Brazil’s Dual Reaction to Forced Labor

Brazil’s Dual Reaction to Forced Labor

In 1888, Brazil became the last nation in the Western Hemisphere to formally abolish slavery. Over the course of 300 years, an estimated four million Africans were brought to Brazil to work as slaves in sugar plantations and gold mines. Although no longer institutionalized, the tradition of slavery has yet to end in Brazil and still exists in the form of forced labor, debt bondage [and] degrading conditions that violate human rights or overwork that threatens life or health. The 2014 Global Freedom Index estimated that 155,300 people are currently enslaved in Brazil, most of whom are involved in agricultural or mineral production as part of a supply chain for large multinational corporations.

To combat the forced labor problem in supply chains, the Brazilian government launched the Pact for the Eradication of Slave Labor in 2005. Since its inception, over 400 public and private companies have signed the pact pledging to eliminate forced labor from all levels of their supply chain. To solidify their commitment to fair labor practices, the Ministry of Labor publishes the Dirty List every six months with the names of companies and employers who were caught using forced labor. If a company is caught using slave labor or using a subcontractor that employs slave labor then it is put on the list for two years until all fines and restitution are paid. The government also created a Special Mobile Inspection Group (GEFM) made up of police officers, specially trained labor inspectors and labor prosecutors who investigate complaints of forced labor. Since 1995, Brazilian officials have rescued over 50,000 people from slavery through the use of the GEFM. The International Labor Organization has frequently cited GEFM as an effective anti-trafficking model for other countries to follow.

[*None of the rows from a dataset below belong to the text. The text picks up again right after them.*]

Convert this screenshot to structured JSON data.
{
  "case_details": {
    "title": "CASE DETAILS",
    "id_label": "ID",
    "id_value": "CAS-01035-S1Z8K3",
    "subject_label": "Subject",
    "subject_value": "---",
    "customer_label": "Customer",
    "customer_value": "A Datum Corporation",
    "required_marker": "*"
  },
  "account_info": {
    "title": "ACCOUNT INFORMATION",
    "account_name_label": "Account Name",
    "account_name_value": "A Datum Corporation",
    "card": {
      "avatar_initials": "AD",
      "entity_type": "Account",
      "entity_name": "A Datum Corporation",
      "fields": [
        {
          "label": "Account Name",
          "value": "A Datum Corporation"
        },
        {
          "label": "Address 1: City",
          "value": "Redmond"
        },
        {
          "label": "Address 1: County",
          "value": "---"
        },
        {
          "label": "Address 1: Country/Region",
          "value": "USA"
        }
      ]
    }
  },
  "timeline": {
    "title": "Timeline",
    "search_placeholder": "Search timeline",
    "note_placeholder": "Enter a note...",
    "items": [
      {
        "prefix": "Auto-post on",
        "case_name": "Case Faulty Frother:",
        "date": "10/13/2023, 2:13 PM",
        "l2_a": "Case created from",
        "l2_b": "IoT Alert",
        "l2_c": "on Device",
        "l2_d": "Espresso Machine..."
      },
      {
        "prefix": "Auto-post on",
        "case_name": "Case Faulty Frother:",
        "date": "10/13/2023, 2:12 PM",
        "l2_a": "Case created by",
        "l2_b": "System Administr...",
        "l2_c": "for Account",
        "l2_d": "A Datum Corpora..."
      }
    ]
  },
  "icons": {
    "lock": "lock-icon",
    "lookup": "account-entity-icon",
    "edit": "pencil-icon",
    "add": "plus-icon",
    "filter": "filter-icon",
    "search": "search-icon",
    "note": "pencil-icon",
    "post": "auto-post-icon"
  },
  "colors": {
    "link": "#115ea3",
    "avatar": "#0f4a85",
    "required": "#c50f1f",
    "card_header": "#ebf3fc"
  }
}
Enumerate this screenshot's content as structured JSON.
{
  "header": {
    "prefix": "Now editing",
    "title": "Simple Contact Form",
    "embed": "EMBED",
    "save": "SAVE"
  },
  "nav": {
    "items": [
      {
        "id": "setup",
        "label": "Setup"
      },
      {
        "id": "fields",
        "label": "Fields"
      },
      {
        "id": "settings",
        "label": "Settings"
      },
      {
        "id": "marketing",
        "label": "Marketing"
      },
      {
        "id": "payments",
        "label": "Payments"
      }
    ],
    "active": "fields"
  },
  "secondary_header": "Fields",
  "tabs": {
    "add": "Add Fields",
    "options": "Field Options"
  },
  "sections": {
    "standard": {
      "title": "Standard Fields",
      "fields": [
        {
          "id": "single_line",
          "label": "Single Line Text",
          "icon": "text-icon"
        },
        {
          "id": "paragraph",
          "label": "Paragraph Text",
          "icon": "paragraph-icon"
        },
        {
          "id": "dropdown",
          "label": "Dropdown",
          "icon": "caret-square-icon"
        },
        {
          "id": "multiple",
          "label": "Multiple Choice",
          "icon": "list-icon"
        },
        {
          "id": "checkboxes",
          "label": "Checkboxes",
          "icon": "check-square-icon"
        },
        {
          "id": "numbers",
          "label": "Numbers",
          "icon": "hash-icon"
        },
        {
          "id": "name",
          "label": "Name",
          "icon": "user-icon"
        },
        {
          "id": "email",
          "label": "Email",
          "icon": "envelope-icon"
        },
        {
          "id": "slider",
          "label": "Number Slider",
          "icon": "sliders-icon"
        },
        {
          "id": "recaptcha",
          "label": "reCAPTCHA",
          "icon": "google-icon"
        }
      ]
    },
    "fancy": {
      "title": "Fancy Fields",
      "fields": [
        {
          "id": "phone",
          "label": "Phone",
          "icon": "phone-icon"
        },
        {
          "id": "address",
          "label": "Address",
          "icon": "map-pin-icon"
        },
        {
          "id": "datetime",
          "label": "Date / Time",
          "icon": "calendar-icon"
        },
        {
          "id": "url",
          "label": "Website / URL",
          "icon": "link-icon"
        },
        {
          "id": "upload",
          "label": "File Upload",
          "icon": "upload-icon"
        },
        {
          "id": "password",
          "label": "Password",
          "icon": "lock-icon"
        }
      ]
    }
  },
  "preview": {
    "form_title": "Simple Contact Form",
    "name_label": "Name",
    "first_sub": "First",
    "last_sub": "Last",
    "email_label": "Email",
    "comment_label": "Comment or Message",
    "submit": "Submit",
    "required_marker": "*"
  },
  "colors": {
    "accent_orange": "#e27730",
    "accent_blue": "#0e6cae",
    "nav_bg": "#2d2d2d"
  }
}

While Brazil works to eradicate domestic forced labor, the government has spent the past two years employing international forced labor in the form of Cuban doctors. Brazil has a severe doctor shortage—especially in the remote and dangerous parts of the country. Cuba has a plethora of doctors and an oppressive regime that earns almost $8 billion a year off the backs of health workers it sends to poor countries. Four thousand Cuban doctors have been sent to Brazil since 2013 and under the terms of the “More Doctors Program,” the Cubans are not allowed to bring their families to Brazil and have no choice as to where they will be sent for their 36 month stay. The doctors only receive about a fourth of their monthly salary—the rest is paid directly to the Cuban government—which nets an estimated $270 million a year from this program. There are also consequences for Cuban doctors who disobey the rules: the Cuban government threatened to take the diplomas away from its doctors working in Brazil who have family members with them that don’t return to Cuba or in some cases even refuse to let the doctor back into the country if they leave their post. The government of Brazil has made a huge effort to eradicate forced labor in supply chain production but at the same time has continually overlooked labor trafficking arranged by its own government. The Brazilian government needs to demand fair labor practices for all workers in Brazil, regardless of nationality or industry.

Michelle Lillie is a Security Studies Master’s Degree candidate at Georgetown University’s School of Foreign Service.

Photo credit: Havana Times